### Study material ###

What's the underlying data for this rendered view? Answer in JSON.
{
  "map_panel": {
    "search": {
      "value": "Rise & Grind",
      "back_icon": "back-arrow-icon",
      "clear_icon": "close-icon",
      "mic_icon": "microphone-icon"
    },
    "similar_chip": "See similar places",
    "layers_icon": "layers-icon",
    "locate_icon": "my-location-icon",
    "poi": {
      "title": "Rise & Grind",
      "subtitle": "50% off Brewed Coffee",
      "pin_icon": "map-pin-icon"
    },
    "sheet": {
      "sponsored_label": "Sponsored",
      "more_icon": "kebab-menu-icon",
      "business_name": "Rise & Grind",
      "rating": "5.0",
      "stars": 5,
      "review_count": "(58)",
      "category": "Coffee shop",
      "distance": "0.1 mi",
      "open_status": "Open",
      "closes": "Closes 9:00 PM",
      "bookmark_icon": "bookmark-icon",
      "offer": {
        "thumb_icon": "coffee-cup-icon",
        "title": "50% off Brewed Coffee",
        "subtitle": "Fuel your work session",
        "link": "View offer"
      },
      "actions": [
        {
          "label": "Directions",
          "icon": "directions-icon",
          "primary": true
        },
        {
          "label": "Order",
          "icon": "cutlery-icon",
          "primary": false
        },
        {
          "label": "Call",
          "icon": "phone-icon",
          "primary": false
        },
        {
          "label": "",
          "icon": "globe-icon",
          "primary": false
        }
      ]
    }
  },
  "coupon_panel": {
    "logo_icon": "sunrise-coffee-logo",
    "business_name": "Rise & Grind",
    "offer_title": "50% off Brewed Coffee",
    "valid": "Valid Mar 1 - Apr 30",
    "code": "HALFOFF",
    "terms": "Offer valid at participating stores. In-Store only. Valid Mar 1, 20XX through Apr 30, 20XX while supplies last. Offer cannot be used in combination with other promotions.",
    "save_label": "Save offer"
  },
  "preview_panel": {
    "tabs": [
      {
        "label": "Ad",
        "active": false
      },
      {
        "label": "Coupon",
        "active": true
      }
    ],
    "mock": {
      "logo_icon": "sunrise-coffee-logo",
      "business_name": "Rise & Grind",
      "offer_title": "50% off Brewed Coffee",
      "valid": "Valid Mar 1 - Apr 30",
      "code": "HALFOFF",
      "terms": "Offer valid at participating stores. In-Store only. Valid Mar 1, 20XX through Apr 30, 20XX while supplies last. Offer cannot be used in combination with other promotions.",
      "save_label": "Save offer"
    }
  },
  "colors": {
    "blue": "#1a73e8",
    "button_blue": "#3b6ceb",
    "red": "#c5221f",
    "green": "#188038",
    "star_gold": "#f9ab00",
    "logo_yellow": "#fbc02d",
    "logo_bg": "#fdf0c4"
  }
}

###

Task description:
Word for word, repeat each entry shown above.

Expected answer:
What's the underlying data for this rendered view? Answer in JSON.
{
  "map_panel": {
    "search": {
      "value": "Rise & Grind",
      "back_icon": "back-arrow-icon",
      "clear_icon": "close-icon",
      "mic_icon": "microphone-icon"
    },
    "similar_chip": "See similar places",
    "layers_icon": "layers-icon",
    "locate_icon": "my-location-icon",
    "poi": {
      "title": "Rise & Grind",
      "subtitle": "50% off Brewed Coffee",
      "pin_icon": "map-pin-icon"
    },
    "sheet": {
      "sponsored_label": "Sponsored",
      "more_icon": "kebab-menu-icon",
      "business_name": "Rise & Grind",
      "rating": "5.0",
      "stars": 5,
      "review_count": "(58)",
      "category": "Coffee shop",
      "distance": "0.1 mi",
      "open_status": "Open",
      "closes": "Closes 9:00 PM",
      "bookmark_icon": "bookmark-icon",
      "offer": {
        "thumb_icon": "coffee-cup-icon",
        "title": "50% off Brewed Coffee",
        "subtitle": "Fuel your work session",
        "link": "View offer"
      },
      "actions": [
        {
          "label": "Directions",
          "icon": "directions-icon",
          "primary": true
        },
        {
          "label": "Order",
          "icon": "cutlery-icon",
          "primary": false
        },
        {
          "label": "Call",
          "icon": "phone-icon",
          "primary": false
        },
        {
          "label": "",
          "icon": "globe-icon",
          "primary": false
        }
      ]
    }
  },
  "coupon_panel": {
    "logo_icon": "sunrise-coffee-logo",
    "business_name": "Rise & Grind",
    "offer_title": "50% off Brewed Coffee",
    "valid": "Valid Mar 1 - Apr 30",
    "code": "HALFOFF",
    "terms": "Offer valid at participating stores. In-Store only. Valid Mar 1, 20XX through Apr 30, 20XX while supplies last. Offer cannot be used in combination with other promotions.",
    "save_label": "Save offer"
  },
  "preview_panel": {
    "tabs": [
      {
        "label": "Ad",
        "active": false
      },
      {
        "label": "Coupon",
        "active": true
      }
    ],
    "mock": {
      "logo_icon": "sunrise-coffee-logo",
      "business_name": "Rise & Grind",
      "offer_title": "50% off Brewed Coffee",
      "valid": "Valid Mar 1 - Apr 30",
      "code": "HALFOFF",
      "terms": "Offer valid at participating stores. In-Store only. Valid Mar 1, 20XX through Apr 30, 20XX while supplies last. Offer cannot be used in combination with other promotions.",
      "save_label": "Save offer"
    }
  },
  "colors": {
    "blue": "#1a73e8",
    "button_blue": "#3b6ceb",
    "red": "#c5221f",
    "green": "#188038",
    "star_gold": "#f9ab00",
    "logo_yellow": "#fbc02d",
    "logo_bg": "#fdf0c4"
  }
}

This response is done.